EAST RUTHERFORD, N.J. -- Who said Ray Handley has no sense of humor?
Handley, the first-year New York Giants coach, normally is as stoic as Gary Cooper. Every word he utters -- at least in the presence of reporters -- is measured, as if he is visualizing how his quotes will read on an opponent's bulletin board. This is no Buddy Ryan, randomly tossing off one-liners that serve to enrage the other side.
So, in typical Handley fashion, he gave a non-inflammatory response to a suggestion that tomorrow night's game with the Eagles in Veterans Stadium figures to be markedly different from those that have taken place the past three seasons.
Handley shrugged when a reporter said it was "deliciously ironic" that the Eagles, who won five of the last six meetings behind scrambling quarterback Randall Cunningham, would be led by gimpy-kneed Jim McMahon, and the Giants, who previously started pocket passer Phil Simms, would line up with the far more mobile Jeff Hostetler.
"We're just preparing for McMahon," Handley said. "We can't think about Randall Cunningham at the present time. This irony business is way too deep for me."
Then, with just a hint of a smile, Handley indicated that he had, too, considered the implications of the most obvious personnel difference between this season and last.
"Maybe we'll open with a quarterback draw," Handley teased. "Maybe we'll run four straight quarterback draws."
Not that Handley would ever admit it, but the prospect of giving the Eagles a taste of their own medicine has to be, well, deliciously ironic.
Handley saw both sides in the rivalry in his seven years as an offensive assistant under Bill Parcells.

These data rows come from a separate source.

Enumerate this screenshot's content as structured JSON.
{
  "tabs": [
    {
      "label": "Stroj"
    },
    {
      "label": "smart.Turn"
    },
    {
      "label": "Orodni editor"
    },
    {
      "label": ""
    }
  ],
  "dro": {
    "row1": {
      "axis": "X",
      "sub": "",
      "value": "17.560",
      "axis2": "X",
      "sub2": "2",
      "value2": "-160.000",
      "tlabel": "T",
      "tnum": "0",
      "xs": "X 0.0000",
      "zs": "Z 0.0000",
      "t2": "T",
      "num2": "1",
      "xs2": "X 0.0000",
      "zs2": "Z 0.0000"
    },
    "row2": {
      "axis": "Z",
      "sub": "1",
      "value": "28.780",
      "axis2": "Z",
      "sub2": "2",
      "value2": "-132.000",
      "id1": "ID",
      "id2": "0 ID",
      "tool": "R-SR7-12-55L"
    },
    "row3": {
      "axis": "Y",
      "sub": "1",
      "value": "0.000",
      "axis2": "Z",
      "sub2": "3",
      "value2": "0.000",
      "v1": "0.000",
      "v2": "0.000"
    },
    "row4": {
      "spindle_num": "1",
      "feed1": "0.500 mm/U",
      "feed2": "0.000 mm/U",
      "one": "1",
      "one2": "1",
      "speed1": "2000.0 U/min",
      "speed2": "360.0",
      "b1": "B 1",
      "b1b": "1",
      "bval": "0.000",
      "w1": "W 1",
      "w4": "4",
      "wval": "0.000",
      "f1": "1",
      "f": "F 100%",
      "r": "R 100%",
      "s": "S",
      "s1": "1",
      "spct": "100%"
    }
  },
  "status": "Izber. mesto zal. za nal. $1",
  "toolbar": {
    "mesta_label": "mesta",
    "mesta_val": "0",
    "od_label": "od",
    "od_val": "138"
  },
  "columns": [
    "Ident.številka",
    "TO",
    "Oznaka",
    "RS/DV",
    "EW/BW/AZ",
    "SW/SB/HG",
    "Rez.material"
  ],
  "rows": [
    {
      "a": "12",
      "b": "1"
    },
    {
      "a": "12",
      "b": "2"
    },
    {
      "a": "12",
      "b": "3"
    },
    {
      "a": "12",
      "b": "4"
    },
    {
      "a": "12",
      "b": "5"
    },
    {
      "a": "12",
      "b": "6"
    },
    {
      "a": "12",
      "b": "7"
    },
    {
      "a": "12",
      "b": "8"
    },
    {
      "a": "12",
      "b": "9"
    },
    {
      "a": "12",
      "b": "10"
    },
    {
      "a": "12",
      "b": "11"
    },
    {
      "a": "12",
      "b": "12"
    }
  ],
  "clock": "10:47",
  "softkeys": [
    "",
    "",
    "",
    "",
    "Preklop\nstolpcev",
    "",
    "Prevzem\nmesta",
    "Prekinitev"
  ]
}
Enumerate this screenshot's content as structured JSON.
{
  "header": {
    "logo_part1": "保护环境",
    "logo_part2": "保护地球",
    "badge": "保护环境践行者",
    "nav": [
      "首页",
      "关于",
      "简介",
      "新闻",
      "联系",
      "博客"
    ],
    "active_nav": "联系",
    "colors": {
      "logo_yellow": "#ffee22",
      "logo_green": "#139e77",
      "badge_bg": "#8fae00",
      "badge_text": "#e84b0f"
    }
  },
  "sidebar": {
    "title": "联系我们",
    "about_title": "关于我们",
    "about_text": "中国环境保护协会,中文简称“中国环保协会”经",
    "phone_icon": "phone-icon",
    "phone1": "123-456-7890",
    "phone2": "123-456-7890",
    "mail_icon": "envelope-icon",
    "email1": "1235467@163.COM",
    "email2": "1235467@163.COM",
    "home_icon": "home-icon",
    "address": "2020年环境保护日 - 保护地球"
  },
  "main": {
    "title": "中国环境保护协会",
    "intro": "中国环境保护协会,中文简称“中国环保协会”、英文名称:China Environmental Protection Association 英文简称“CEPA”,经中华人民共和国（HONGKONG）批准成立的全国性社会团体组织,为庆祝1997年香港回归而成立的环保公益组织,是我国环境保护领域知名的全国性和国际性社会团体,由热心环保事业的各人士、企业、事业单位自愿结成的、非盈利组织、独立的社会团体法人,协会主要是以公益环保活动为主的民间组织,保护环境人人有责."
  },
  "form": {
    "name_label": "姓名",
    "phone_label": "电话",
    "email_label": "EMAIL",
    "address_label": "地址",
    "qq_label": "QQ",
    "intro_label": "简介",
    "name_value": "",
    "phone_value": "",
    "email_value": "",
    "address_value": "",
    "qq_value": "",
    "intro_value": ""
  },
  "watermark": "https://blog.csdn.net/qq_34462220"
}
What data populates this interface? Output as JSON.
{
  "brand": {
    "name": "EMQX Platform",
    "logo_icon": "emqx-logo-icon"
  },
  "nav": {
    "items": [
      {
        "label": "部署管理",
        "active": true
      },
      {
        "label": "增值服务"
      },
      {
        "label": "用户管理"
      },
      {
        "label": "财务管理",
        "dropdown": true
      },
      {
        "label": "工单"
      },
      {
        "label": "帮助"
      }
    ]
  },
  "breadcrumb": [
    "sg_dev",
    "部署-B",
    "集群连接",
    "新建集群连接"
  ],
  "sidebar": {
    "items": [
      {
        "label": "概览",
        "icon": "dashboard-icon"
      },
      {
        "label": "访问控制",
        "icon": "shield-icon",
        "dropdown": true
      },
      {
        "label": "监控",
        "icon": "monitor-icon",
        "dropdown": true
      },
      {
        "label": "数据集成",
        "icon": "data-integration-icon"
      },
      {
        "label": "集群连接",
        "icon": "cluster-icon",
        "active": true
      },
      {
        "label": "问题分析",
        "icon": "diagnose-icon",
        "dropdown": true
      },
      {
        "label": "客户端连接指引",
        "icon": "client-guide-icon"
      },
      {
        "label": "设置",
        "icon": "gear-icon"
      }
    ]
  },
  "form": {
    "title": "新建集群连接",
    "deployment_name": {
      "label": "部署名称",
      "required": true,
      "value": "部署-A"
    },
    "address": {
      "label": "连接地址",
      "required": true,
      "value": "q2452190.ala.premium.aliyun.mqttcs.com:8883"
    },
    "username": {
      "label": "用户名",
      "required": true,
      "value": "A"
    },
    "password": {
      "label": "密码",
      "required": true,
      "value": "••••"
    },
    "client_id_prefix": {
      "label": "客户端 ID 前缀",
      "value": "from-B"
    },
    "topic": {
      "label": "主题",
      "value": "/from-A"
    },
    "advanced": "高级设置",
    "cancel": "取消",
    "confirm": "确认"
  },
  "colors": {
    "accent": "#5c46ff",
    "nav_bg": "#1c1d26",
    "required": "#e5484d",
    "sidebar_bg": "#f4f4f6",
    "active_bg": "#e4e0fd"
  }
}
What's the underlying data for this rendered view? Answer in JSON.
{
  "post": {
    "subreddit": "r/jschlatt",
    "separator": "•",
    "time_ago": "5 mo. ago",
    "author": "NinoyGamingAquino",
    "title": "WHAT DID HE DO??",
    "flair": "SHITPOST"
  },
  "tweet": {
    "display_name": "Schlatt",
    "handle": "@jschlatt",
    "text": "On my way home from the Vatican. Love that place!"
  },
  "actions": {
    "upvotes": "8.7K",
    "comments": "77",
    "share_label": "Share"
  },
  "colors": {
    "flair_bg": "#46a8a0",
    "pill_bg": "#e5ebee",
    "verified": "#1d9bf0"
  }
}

From 1984 through '87, the Giants won seven of eight games with the Eagles. But the pendulum began to swing the other way on Oct. 10, 1988, in a Monday night game at the Vet that helped to establish Cunningham as the NFL's premier Giant-killer.
With New York ahead, 3-0, in the first quarter, the Eagles drove to a third-and-goal at the Giants' 4-yard line. Cunningham rolled right, absorbed a crushing hit from Pro Bowl linebacker Carl Banks, but, miraculously, stayed on his feet and slung a touchdown pass to tight end Jimmie Giles.
By game's end, Cunningham had completed 31 of 41 passes for 369 yards and three touchdowns in the Eagles' 24-13 win, earning him NFL Player of the Week honors. But his escape from Banks, a play for the ages, was all anyone wanted to talk about.
"God gave me this talent to run fast, to throw the ball far, to make moves, but things like that aren't supposed to happen," Cunningham said at the time.
Those things, however, kept happening whenever the Giants crossed paths with their NFC East nemesis. New York was 10-0 heading into a Nov. 25 trip to Philadelphia last year, but the Eagles got three touchdowns from Cunningham -- two passing, one rushing -- and breezed to a 31-13 victory. A hurried Simms, meanwhile, completed 17 of 40 passes for 234 yards with two interceptions, one of which was returned 22 yards for a touchdown by middle linebacker Byron Evans.
Simms went down with a badly sprained foot in the 14th game of the season and didn't play thereafter, which opened the door for Hostetler to go 5-0 and win Super Bowl XXVI. It was a huge story in New York when Handley, in his boldest decision to date, named Hostetler as his starting quarterback in the preseason ahead of old reliable Simms.
A lot of theories have been floated on that particular topic, the most common being that Handley, in making the change, wanted to show he was his own man. Still, you wonder. Might it be that, after all those frustrating moments watching Cunningham perform his magic, the new coach simply wanted a scrambling, rambling quarterback to call his own?
Cunningham is out for the season with a knee injury sustained in the opener against Green Bay, but Handley continues to treat the mention of his name almost as a personal affront.
"I thought a lot of the 'Giant-killers' were on the other side of the ball . . . guys by the name of Reggie White and Seth Joyner," Handley said when Cunningham's list of feats against the Giants was mentioned.
"Listen, we have a healthy amount of respect for Jim McMahon. I think he's a hell of a competitor, and I'm sure he's going to adequately move the Philadelphia offense. Is it different preparing for him than it is for the other guy? Of course. But McMahon's not a bad quarterback. He has a pretty good track record."
McMahon's track record, however, does not figure at all into the Eagles' recent domination of the Giants. Consider this: From 1988 through '90, the Giants were 17-1 against Washington, Dallas and Phoenix as compared with 1-5 against the Cunningham-led Eagles.